Rev. Theodore M. Hesburgh, C.S.C.
The University of Notre Dame will celebrate a special Mass on Thursday (May 25) to mark the 100th anniversary of the birth of the late Rev. Theodore M. Hesburgh, C.S.C., the University’s president from 1952 to 1987 and one of the most influential figures of the 20th century in higher education, the Catholic Church and national and international affairs.
Rev. John I. Jenkins, C.S.C., Notre Dame’s president, will preside at the Mass, which will begin at 5:15 p.m. in the Basilica of the Sacred Heart. Rev. Austin Collins, C.S.C., religious superior of Holy Cross Priests and Brothers at Notre Dame and professor of sculpture, will deliver the homily. All members of the campus and local communities are invited.
Father Hesburgh died Feb. 26, 2015, at age 97.
In addition to his 35-year tenure as Notre Dame’s president, Father Hesburgh’s other notable achievements and accolades included:
- 16 presidential appointments – from Presidents Dwight Eisenhower to George W. Bush, including the Commission on Civil Rights, Presidential Clemency Board, National Science Board, Commission on the Holocaust and Select Commission on Immigration and Refugee Policy.
- Service to four popes, three as permanent Vatican City representative to the International Atomic Energy Agency in Vienna from 1956 to 1970
- Service as chair of the International Federation of Catholic Universities
- A recipient of the Public Welfare Medal, the most prestigious award given by the National Academy of Sciences
- Election to the Board of Overseers at Harvard University, including two years as board president, the first priest in either position
- Service as co-chair of the Knight Commission on Intercollegiate Athletics
- The honor of being the first person from higher education to be awarded the Congressional Gold Medal, presented in 2000, and receipt in 1964 of the Medal of Freedom, the nation’s highest civilian honor
- Reception of 150 honorary degrees, the most ever awarded to one person
Father Hesburgh was born May 25, 1917, and raised in Syracuse, New York. He was educated at Notre Dame and the Gregorian University in Rome, from which he earned a bachelor’s degree in 1939. He was ordained a priest of the Congregation of Holy Cross, Notre Dame’s founding order, in 1943.
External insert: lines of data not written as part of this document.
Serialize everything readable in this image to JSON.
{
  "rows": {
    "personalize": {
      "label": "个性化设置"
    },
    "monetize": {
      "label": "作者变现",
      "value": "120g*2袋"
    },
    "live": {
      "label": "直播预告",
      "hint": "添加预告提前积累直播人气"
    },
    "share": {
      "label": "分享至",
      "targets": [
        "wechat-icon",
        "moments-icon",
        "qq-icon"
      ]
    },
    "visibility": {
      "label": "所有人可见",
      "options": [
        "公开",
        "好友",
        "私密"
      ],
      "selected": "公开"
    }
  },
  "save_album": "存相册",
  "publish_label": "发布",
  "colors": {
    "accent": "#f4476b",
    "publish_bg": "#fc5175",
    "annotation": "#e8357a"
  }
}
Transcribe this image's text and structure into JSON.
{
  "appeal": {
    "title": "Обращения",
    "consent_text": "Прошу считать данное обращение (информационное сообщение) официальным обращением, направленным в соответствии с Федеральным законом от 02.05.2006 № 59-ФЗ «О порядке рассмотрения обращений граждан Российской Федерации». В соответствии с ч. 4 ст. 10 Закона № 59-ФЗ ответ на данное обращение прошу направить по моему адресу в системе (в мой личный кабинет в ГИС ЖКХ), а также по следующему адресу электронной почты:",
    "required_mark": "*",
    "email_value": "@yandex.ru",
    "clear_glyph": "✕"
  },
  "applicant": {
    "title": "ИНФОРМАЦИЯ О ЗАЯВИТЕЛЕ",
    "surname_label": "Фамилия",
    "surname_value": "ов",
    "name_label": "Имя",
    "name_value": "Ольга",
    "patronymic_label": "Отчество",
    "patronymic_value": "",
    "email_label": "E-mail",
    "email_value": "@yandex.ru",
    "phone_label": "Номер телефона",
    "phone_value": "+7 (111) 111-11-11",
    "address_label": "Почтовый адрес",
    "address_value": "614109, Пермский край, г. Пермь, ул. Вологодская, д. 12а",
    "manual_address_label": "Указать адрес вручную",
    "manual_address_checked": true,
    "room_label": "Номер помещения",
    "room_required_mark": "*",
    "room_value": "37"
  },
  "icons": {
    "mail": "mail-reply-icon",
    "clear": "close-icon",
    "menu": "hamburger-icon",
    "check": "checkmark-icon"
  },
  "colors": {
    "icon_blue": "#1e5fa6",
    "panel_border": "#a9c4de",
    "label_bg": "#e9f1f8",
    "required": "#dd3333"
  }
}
Following his ordination, Father Hesburgh continued his study of sacred theology at the Catholic University of America in Washington, D.C., earning his doctorate in 1945. He joined the Notre Dame faculty the same year and served as chaplain to World War II veterans on campus in addition to his teaching duties in the Religion Department. He became the head of that department in 1948, and the following year was appointed executive vice president in the administration of Rev. John J. Cavanaugh, C.S.C., the University president. At the age of 35 in June 1952, he was named the 15th president of Notre Dame.
The accomplishments of the Hesburgh era at Notre Dame are reflected in statistics comparing the Notre Dame of 1952, when Father Hesburgh became president, with the University he left in 1987. The annual operating budget rose from $9.7 million to $176.6 million, the endowment from $9 million to $350 million, and research funding from $735,000 to $15 million. Enrollment increased from 4,979 to 9,600, faculty from 389 to 950, and degrees awarded annually from 1,212 to 2,500. Two major changes during the Hesburgh era were the transference of governance in 1967 from the Congregation of Holy Cross to a two-tiered, mixed board of lay and religious trustees and fellows, and the admission of women to undergraduate studies in 1972.
Originally published by news.nd.edu on May 22, 2017.at